According to the CDC, approximately half of those who each get the MenACWY and MenB shots experience mild side effects.

For the MenACWY vaccine, pain and redness at the injection site and mild fever are the most common side effects. These often resolve within a day or two.

The possible side effects for MenB shots are more wide-ranging and may last 3 to 5 days.

These include:

According to the CDC, there aren’t any known serious reactions to these core meningitis vaccines.

Some people may feel lightheaded after receiving a vaccine. This is believed to be a stress response to the vaccination process, not the shot itself.

If you have a history of feeling faint or passing out from shots, or getting bloodwork done, let your healthcare professional know ahead of time. They may take steps to decrease the risk of this effect, like having a loved one present during the appointment and having you lie down for several minutes after getting your shot.

Vaccine efficacy

The CDC reports around 1.2 million cases of bacterial meningitis occur worldwide every year. If untreated, fatality rates can be as high as 70 percent.

Vaccines have been essential in lowering the spread and severity of bacterial meningitis. Since the MenACWY shot recommendation was introduced for teens in 2005, rates of bacterial meningitis due to the C, W, and Y strains went down by 90 percent in that age group.

Was this helpful?

Meningitis shots are recommended for pre-teens and teens. But adults of all ages may also benefit from vaccination if they didn’t get these shots earlier in life.

Hib vaccines are given to newborns in several doses.

The first MenACWY shot is typically given at ages 11 to 12. A second vaccine may be administered around 16 years of age. You may also require proof of this type of vaccination before entering college.
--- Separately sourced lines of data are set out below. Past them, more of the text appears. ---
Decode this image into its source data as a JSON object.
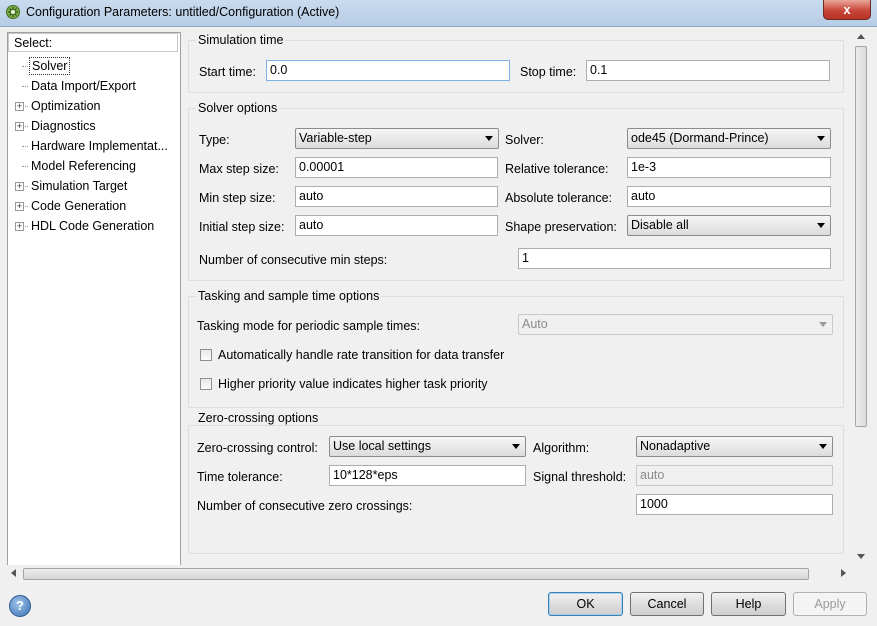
{
  "window": {
    "title": "Configuration Parameters: untitled/Configuration (Active)",
    "close_label": "x"
  },
  "tree": {
    "header": "Select:",
    "items": [
      {
        "label": "Solver",
        "expandable": false
      },
      {
        "label": "Data Import/Export",
        "expandable": false
      },
      {
        "label": "Optimization",
        "expandable": true
      },
      {
        "label": "Diagnostics",
        "expandable": true
      },
      {
        "label": "Hardware Implementat...",
        "expandable": false
      },
      {
        "label": "Model Referencing",
        "expandable": false
      },
      {
        "label": "Simulation Target",
        "expandable": true
      },
      {
        "label": "Code Generation",
        "expandable": true
      },
      {
        "label": "HDL Code Generation",
        "expandable": true
      }
    ],
    "selected": "Solver"
  },
  "simulation_time": {
    "title": "Simulation time",
    "start_label": "Start time:",
    "start_value": "0.0",
    "stop_label": "Stop time:",
    "stop_value": "0.1"
  },
  "solver_options": {
    "title": "Solver options",
    "type_label": "Type:",
    "type_value": "Variable-step",
    "solver_label": "Solver:",
    "solver_value": "ode45 (Dormand-Prince)",
    "max_step_label": "Max step size:",
    "max_step_value": "0.00001",
    "rel_tol_label": "Relative tolerance:",
    "rel_tol_value": "1e-3",
    "min_step_label": "Min step size:",
    "min_step_value": "auto",
    "abs_tol_label": "Absolute tolerance:",
    "abs_tol_value": "auto",
    "init_step_label": "Initial step size:",
    "init_step_value": "auto",
    "shape_label": "Shape preservation:",
    "shape_value": "Disable all",
    "consec_label": "Number of consecutive min steps:",
    "consec_value": "1"
  },
  "tasking": {
    "title": "Tasking and sample time options",
    "mode_label": "Tasking mode for periodic sample times:",
    "mode_value": "Auto",
    "rate_label": "Automatically handle rate transition for data transfer",
    "rate_checked": false,
    "priority_label": "Higher priority value indicates higher task priority",
    "priority_checked": false
  },
  "zero_crossing": {
    "title": "Zero-crossing options",
    "control_label": "Zero-crossing control:",
    "control_value": "Use local settings",
    "algorithm_label": "Algorithm:",
    "algorithm_value": "Nonadaptive",
    "tol_label": "Time tolerance:",
    "tol_value": "10*128*eps",
    "threshold_label": "Signal threshold:",
    "threshold_value": "auto",
    "consec_label": "Number of consecutive zero crossings:",
    "consec_value": "1000"
  },
  "buttons": {
    "ok": "OK",
    "cancel": "Cancel",
    "help": "Help",
    "apply": "Apply"
  },
  "help_icon_label": "?"
}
The CDC recommends talking with your doctor about getting a MenB shot between ages 16 and 18, especially if you plan on going to college or joining the military. You’ll also need boosters of the same brand to complete your vaccination.
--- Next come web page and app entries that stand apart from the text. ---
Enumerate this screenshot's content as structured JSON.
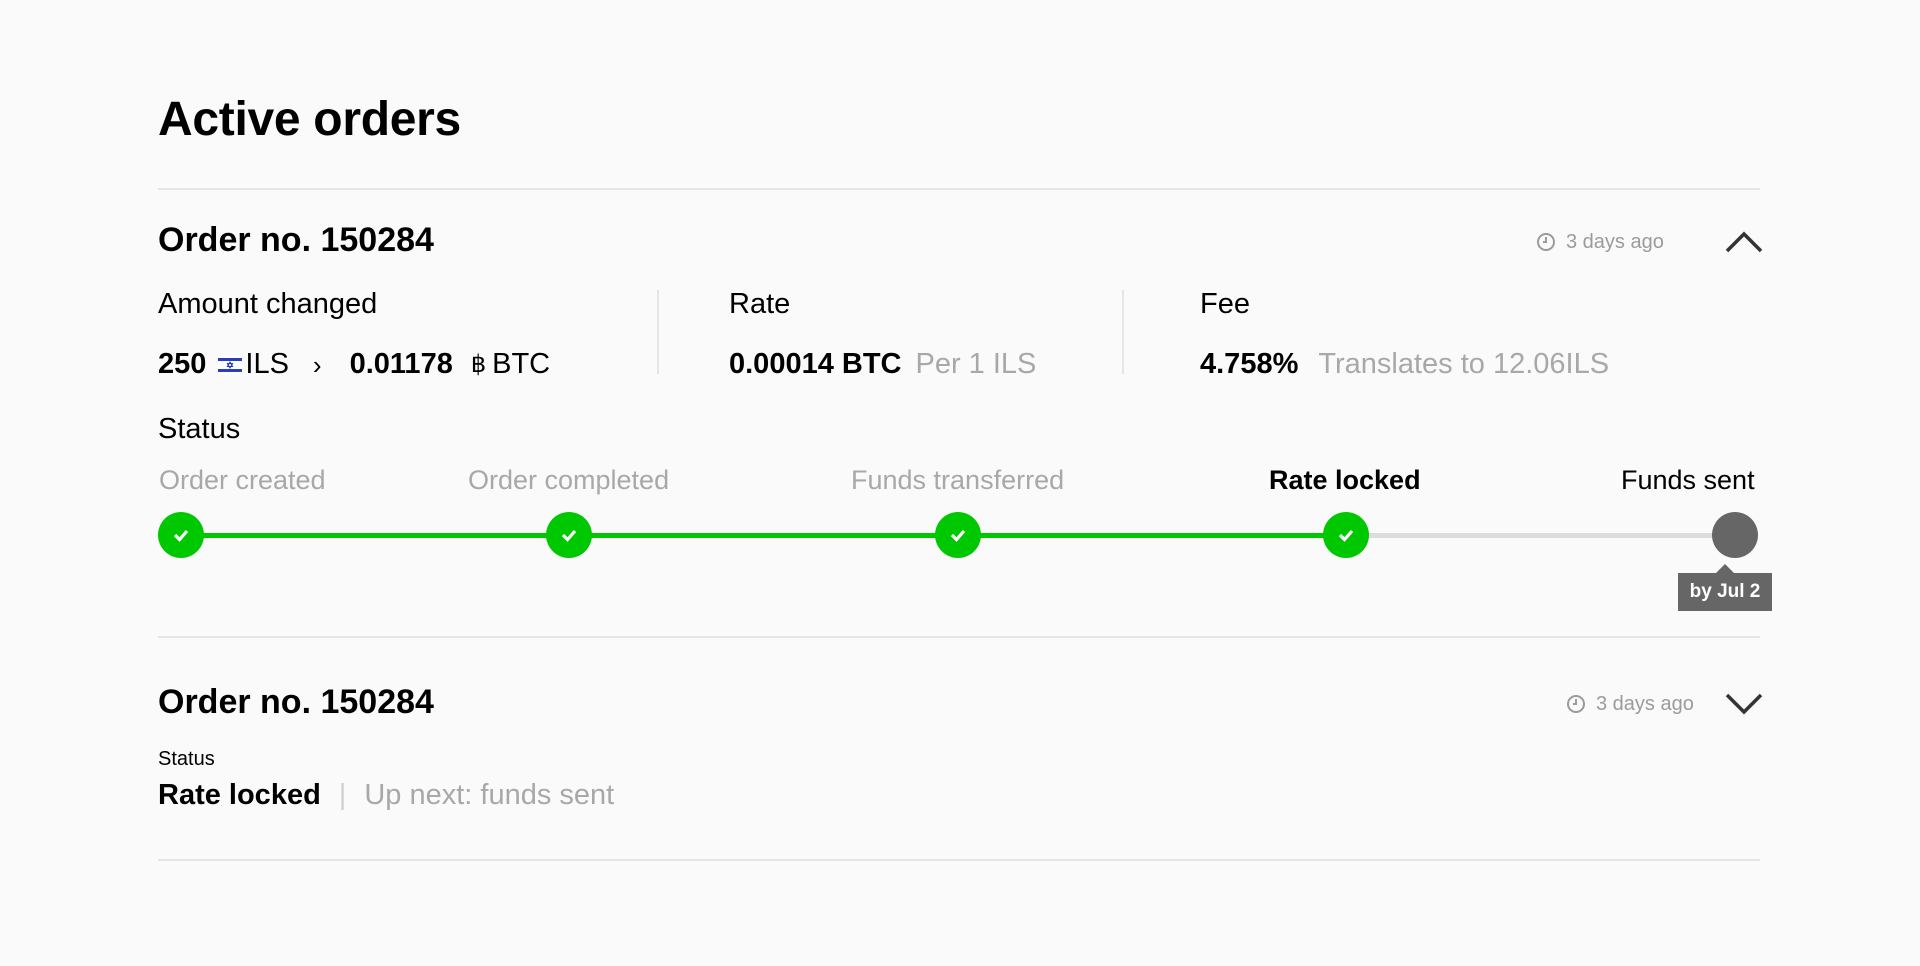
{
  "page": {
    "title": "Active orders"
  },
  "orders": [
    {
      "title": "Order no. 150284",
      "time_ago": "3 days ago",
      "expanded": true,
      "amount": {
        "label": "Amount changed",
        "from_value": "250",
        "from_currency": "ILS",
        "arrow": "›",
        "to_value": "0.01178",
        "to_symbol": "฿",
        "to_currency": "BTC"
      },
      "rate": {
        "label": "Rate",
        "value": "0.00014 BTC",
        "note": "Per 1 ILS"
      },
      "fee": {
        "label": "Fee",
        "value": "4.758%",
        "note": "Translates to 12.06ILS"
      },
      "status": {
        "label": "Status",
        "steps": [
          {
            "label": "Order created",
            "state": "done"
          },
          {
            "label": "Order completed",
            "state": "done"
          },
          {
            "label": "Funds transferred",
            "state": "done"
          },
          {
            "label": "Rate locked",
            "state": "current"
          },
          {
            "label": "Funds sent",
            "state": "upcoming"
          }
        ],
        "eta_tooltip": "by Jul 2"
      }
    },
    {
      "title": "Order no. 150284",
      "time_ago": "3 days ago",
      "expanded": false,
      "status": {
        "label": "Status",
        "current": "Rate locked",
        "next": "Up next: funds sent"
      }
    }
  ],
  "colors": {
    "accent_green": "#00c800",
    "pending_gray": "#666666",
    "muted_text": "#a8a8a8",
    "divider": "#e6e6e6"
  },
  "icons": {
    "clock": "clock-icon",
    "collapse": "chevron-up-icon",
    "expand": "chevron-down-icon",
    "check": "check-icon",
    "flag": "israel-flag-icon",
    "bitcoin": "bitcoin-icon"
  }
}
College and military service are considered high risk situations where many people will reside in close quarters (and infections spread easier).

Some adults with certain underlying medical conditions may also be at a higher risk of meningitis. For example, if you’ve had a spleen removal, are HIV positive, or currently undergoing chemotherapy.

Like other types of vaccines, meningitis shots may cause temporary pain and discomfort. But side effects tend to resolve on their own within a few days without any need for medical intervention.

These shots have a long safety track record and have dramatically decreased the global incidence of meningitis deaths, especially in children. Such crucial benefits could be seen as outweighing any temporary side effects that you may experience.

It’s important to discuss any concerns you have about meningitis vaccination side effects with your healthcare team. Talk with your doctor if you’re unsure whether you or your child is up to date on their meningitis shots.